I have been slow to reach certainty that I oppose the Rincon del Rio development project currently seeking approval by the Nevada County Planning Commission.
At one time I had felt that this project might compare favorably to other developments that could occur on the site. However, I have been misled and contend that missing, misleading and false information have contaminated the very approval process of this project.
The contamination can be traced back through the past four or so years and new, fresh examples continue to show up. Individual bits have interlaced with other bits and replicated. Parties have formed opinions and influenced other parties. What comes to my mind is an image of a creeping infection.
Still missing is information on the cost to live at Rincon del Rio, the entrance fee, the monthly rent, the “a la carte” medical services and any other services. How can county officials decide that this project could significantly address needs of Nevada County’s seniors when they don’t even know the percentage of our seniors that could actually afford to live there? Consequently, the question of project viability becomes more difficult.
Additionally, some currently giving public endorsement to the project might actually oppose it if they were to discover that Rincon del Rio would be financially out of reach for them or their loved ones. So now we see another consequence from this one critical piece of missing information, and this one, having to do with public opinion, can spread. That public support (A) weighed by county officials who will cast the deciding votes, and (B) potentially influencing the thoughts and voices of others thereby increasing the volume of the effect of (A). Perhaps understandable at this point is my choice of the word “infection.”
Misleading and false information regarding skilled nursing care have been rampant. As was witnessed by all at the Planning Commission’s Jan. 24 public hearing, the impassioned words of several who support the project displayed a widespread, false impression that all levels of care needs would be met at Rincon del Rio and that once there, one would never have to leave because of being too sick. Couples would never need to be separated during their lifetimes because one of the two became very ill and/or infirm.
Not true. At the Jan. 24 public hearing it was deemed necessary to have clarified the fact that Rincon del Rio will indeed not have a skilled nursing unit, despite language sprinkled throughout the Rincon del Rio promotional materials that strongly insinuates otherwise. Even language on the county website has misled to the same false conclusion, only corrected as of Feb. 7 with “… no skilled nursing services will be provided.” While it is not my purpose to suggest that these misrepresentations have been intentional, it is important to note that simply to correct these words as “typos” and move on would be to ignore the effect that they have already had on public opinion and, therefore, the county’s approval process. Time must be given back to the process so that parties have a reasonable chance to re-evaluate with accurate information and so that damage can be undone.

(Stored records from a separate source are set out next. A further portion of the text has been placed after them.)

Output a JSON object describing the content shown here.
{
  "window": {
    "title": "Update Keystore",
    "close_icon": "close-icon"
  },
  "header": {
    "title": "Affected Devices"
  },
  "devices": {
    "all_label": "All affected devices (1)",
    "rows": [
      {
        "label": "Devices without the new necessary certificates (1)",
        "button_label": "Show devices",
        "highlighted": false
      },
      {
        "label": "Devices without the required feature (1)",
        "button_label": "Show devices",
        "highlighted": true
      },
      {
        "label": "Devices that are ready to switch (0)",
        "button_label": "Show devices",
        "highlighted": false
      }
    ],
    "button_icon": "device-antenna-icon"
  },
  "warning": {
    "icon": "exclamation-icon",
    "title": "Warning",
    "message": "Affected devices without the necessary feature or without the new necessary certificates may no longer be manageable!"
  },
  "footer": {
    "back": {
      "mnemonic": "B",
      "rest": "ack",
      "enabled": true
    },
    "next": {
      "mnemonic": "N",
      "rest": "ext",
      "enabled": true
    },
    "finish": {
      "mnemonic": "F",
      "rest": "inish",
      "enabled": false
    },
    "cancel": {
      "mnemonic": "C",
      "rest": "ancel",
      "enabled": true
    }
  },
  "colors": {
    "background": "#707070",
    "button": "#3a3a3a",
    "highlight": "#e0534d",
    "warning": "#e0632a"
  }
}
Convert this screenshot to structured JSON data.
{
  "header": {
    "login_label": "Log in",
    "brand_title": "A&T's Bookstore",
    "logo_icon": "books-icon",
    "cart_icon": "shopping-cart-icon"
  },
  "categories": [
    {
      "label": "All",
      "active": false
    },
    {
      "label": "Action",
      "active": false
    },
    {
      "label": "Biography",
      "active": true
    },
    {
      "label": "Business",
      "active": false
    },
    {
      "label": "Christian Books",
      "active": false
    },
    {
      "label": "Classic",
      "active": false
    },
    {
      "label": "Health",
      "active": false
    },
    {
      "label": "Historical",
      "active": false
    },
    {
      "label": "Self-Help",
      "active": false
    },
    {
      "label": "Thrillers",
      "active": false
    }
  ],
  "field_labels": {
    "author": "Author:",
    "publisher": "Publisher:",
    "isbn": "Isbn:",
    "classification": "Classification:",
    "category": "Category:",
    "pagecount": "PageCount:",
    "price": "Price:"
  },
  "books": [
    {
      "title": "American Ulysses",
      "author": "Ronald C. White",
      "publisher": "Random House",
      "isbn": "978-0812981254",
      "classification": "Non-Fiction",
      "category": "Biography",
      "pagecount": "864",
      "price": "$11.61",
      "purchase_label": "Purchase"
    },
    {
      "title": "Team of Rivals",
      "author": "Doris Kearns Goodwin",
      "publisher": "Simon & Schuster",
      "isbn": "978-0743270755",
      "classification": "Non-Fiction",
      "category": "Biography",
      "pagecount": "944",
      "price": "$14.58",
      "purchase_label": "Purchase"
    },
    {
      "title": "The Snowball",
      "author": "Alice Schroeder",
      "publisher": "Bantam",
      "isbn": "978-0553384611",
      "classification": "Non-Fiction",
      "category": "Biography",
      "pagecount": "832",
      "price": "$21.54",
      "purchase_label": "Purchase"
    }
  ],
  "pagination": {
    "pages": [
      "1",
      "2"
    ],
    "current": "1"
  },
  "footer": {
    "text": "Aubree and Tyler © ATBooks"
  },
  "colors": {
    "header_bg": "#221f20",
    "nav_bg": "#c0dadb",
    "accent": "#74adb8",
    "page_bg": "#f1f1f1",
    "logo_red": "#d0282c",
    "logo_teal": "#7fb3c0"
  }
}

Particularly worrisome is the questionable future of the open space so heavily marketed as integral to the project. One county document even contains the wording “permanent open space,” and yet, as I submit these comments, we apparently still lack a legally binding protection guaranteeing its perpetuity. Thanks to research done by Karen Abbott and her attention to details that really matter, I see that if things are left as they are, the open space will be very vulnerable to future development. There are people, including myself, who would have been active in opposing this project all along if we had been given the hard facts on this instead of false and misleading verbiage.
Most unfortunate is the fact that so few Nevada County residents know of this project despite the fact that if approved, it will bring county-wide changes in zoning and our General Plan, clearing a path for more loss of our treasured rural areas. The planning department says it is meeting its noticing obligations with mailings that go out to neighbors within 500 feet. Given the county-wide impacts of this project, I hope the department will decide that having the missing opinions of the rest of our county’s citizenry is worth a bigger effort.
Margaret Mason lives in Auburn.
I have been misled and contend that missing, misleading and false information have contaminated the very approval process of this project.